[What the exercise asks]
Nothing may be changed. Give the entries below again exactly.

+++ Given data +++

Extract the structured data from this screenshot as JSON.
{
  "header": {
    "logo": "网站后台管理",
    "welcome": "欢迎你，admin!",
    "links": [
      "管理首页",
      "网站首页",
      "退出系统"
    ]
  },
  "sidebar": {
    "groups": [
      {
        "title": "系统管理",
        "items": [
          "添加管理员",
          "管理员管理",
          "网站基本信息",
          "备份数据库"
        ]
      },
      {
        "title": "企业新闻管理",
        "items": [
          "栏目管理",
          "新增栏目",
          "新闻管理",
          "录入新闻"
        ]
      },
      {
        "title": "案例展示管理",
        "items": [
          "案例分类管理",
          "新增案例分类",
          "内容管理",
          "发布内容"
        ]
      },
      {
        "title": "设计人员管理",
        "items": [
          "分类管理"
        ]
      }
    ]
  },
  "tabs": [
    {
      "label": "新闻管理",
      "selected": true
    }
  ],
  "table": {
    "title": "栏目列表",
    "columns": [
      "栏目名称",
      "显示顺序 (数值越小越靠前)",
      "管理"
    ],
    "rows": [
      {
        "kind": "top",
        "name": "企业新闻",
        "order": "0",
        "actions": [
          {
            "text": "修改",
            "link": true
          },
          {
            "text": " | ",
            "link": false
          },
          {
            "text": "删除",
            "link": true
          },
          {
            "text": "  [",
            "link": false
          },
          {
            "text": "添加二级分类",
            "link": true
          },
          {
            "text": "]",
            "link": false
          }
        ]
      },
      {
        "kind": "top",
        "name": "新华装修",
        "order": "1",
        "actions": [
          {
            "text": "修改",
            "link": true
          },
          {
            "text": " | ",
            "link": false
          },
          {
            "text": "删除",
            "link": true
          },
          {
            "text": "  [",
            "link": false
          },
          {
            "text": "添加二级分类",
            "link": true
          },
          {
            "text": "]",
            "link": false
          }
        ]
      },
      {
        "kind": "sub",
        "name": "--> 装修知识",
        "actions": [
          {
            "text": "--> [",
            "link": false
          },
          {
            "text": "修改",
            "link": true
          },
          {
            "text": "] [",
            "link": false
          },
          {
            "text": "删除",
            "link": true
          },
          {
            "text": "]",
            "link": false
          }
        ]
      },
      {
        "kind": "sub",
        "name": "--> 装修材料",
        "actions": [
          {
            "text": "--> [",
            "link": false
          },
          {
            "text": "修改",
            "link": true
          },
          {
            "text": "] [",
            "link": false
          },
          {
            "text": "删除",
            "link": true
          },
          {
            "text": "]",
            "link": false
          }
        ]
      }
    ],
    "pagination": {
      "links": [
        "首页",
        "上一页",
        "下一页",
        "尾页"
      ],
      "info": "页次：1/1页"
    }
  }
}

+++

[Your response]
Extract the structured data from this screenshot as JSON.
{
  "header": {
    "logo": "网站后台管理",
    "welcome": "欢迎你，admin!",
    "links": [
      "管理首页",
      "网站首页",
      "退出系统"
    ]
  },
  "sidebar": {
    "groups": [
      {
        "title": "系统管理",
        "items": [
          "添加管理员",
          "管理员管理",
          "网站基本信息",
          "备份数据库"
        ]
      },
      {
        "title": "企业新闻管理",
        "items": [
          "栏目管理",
          "新增栏目",
          "新闻管理",
          "录入新闻"
        ]
      },
      {
        "title": "案例展示管理",
        "items": [
          "案例分类管理",
          "新增案例分类",
          "内容管理",
          "发布内容"
        ]
      },
      {
        "title": "设计人员管理",
        "items": [
          "分类管理"
        ]
      }
    ]
  },
  "tabs": [
    {
      "label": "新闻管理",
      "selected": true
    }
  ],
  "table": {
    "title": "栏目列表",
    "columns": [
      "栏目名称",
      "显示顺序 (数值越小越靠前)",
      "管理"
    ],
    "rows": [
      {
        "kind": "top",
        "name": "企业新闻",
        "order": "0",
        "actions": [
          {
            "text": "修改",
            "link": true
          },
          {
            "text": " | ",
            "link": false
          },
          {
            "text": "删除",
            "link": true
          },
          {
            "text": "  [",
            "link": false
          },
          {
            "text": "添加二级分类",
            "link": true
          },
          {
            "text": "]",
            "link": false
          }
        ]
      },
      {
        "kind": "top",
        "name": "新华装修",
        "order": "1",
        "actions": [
          {
            "text": "修改",
            "link": true
          },
          {
            "text": " | ",
            "link": false
          },
          {
            "text": "删除",
            "link": true
          },
          {
            "text": "  [",
            "link": false
          },
          {
            "text": "添加二级分类",
            "link": true
          },
          {
            "text": "]",
            "link": false
          }
        ]
      },
      {
        "kind": "sub",
        "name": "--> 装修知识",
        "actions": [
          {
            "text": "--> [",
            "link": false
          },
          {
            "text": "修改",
            "link": true
          },
          {
            "text": "] [",
            "link": false
          },
          {
            "text": "删除",
            "link": true
          },
          {
            "text": "]",
            "link": false
          }
        ]
      },
      {
        "kind": "sub",
        "name": "--> 装修材料",
        "actions": [
          {
            "text": "--> [",
            "link": false
          },
          {
            "text": "修改",
            "link": true
          },
          {
            "text": "] [",
            "link": false
          },
          {
            "text": "删除",
            "link": true
          },
          {
            "text": "]",
            "link": false
          }
        ]
      }
    ],
    "pagination": {
      "links": [
        "首页",
        "上一页",
        "下一页",
        "尾页"
      ],
      "info": "页次：1/1页"
    }
  }
}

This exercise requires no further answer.